## EXERCISE DETAILS
Go through the data below and copy each line that includes "Started".

○ ○ ○

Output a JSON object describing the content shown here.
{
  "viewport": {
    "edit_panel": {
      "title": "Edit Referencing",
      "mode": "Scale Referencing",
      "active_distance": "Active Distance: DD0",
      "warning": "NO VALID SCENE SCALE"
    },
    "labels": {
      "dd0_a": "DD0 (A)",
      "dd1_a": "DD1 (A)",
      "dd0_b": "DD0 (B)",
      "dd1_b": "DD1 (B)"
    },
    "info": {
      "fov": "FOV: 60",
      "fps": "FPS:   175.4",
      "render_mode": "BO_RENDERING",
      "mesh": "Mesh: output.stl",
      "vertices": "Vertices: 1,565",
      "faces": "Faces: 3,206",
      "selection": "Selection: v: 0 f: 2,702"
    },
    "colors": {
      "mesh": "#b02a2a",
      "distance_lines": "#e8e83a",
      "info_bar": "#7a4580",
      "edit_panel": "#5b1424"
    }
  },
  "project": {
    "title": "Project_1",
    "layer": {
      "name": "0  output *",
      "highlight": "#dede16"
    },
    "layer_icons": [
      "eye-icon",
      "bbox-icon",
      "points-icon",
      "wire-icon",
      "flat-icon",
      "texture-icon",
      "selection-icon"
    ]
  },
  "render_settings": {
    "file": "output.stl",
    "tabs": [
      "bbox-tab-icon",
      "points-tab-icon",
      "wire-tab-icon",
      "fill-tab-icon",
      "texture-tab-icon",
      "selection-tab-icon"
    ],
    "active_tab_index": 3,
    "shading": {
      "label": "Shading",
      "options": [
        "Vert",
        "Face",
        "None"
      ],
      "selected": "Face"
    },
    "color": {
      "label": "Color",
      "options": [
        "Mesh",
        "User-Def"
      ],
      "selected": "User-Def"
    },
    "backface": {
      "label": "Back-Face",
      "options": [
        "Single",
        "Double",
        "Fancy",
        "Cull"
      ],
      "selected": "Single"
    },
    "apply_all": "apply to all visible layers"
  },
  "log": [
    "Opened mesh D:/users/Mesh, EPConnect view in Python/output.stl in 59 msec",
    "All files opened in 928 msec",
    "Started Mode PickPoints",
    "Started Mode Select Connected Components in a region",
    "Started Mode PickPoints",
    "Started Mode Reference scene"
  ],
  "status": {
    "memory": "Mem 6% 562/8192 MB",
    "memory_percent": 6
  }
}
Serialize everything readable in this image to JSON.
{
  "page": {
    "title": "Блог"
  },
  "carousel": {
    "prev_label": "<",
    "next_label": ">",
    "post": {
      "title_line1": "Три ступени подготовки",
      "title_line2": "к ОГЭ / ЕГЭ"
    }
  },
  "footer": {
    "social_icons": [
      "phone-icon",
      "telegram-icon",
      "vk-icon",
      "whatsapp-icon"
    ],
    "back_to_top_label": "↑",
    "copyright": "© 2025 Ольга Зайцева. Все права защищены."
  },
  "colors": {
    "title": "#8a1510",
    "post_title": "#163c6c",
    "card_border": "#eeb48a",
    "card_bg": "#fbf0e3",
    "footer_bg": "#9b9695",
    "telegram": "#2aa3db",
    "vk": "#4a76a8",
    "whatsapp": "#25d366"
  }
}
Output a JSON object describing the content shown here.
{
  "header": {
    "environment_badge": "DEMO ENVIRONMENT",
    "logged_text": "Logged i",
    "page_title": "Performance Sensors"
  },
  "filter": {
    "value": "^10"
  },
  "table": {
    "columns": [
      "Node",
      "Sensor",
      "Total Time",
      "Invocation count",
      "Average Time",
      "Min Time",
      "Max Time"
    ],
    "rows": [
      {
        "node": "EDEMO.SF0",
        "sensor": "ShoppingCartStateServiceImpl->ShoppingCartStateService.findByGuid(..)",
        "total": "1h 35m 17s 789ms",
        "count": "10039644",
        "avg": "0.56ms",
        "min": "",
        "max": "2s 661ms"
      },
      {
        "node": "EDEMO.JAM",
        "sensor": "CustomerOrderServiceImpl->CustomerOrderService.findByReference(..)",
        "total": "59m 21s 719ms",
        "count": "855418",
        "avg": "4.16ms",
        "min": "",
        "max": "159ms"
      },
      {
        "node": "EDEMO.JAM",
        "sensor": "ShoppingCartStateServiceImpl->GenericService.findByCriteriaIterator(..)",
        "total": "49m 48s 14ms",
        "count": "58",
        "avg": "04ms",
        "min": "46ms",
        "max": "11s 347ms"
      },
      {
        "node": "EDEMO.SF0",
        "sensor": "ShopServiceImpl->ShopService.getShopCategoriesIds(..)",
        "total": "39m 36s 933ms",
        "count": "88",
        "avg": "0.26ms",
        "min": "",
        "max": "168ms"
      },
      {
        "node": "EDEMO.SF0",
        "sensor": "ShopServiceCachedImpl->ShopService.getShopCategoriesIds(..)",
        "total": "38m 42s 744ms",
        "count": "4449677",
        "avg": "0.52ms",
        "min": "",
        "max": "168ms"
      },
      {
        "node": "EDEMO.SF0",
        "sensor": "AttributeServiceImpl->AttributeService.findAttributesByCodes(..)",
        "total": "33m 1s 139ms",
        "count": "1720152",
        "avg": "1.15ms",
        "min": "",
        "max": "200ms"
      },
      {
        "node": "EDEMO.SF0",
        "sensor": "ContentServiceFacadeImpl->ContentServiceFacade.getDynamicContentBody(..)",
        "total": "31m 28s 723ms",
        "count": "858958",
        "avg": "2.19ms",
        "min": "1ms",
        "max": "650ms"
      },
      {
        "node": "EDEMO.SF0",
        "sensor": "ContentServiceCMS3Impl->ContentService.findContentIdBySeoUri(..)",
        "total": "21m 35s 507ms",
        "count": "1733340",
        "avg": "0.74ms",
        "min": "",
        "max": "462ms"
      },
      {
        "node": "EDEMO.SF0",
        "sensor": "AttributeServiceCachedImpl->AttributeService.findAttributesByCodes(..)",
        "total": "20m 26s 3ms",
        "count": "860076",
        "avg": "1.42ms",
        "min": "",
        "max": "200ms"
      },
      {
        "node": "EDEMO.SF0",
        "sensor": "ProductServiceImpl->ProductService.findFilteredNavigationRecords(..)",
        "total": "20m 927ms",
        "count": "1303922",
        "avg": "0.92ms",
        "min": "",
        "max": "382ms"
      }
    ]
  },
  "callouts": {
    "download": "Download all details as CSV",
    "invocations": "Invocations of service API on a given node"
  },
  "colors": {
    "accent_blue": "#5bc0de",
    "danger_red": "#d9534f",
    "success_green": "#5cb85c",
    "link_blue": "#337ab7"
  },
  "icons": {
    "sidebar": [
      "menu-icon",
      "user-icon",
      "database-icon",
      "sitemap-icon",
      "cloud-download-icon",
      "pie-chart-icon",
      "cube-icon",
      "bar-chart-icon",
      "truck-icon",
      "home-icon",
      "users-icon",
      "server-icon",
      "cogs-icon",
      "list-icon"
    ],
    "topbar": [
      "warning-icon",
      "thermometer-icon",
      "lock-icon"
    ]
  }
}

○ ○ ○

## RESULT
    "Started Mode PickPoints",
    "Started Mode Select Connected Components in a region",
    "Started Mode PickPoints",
    "Started Mode Reference scene"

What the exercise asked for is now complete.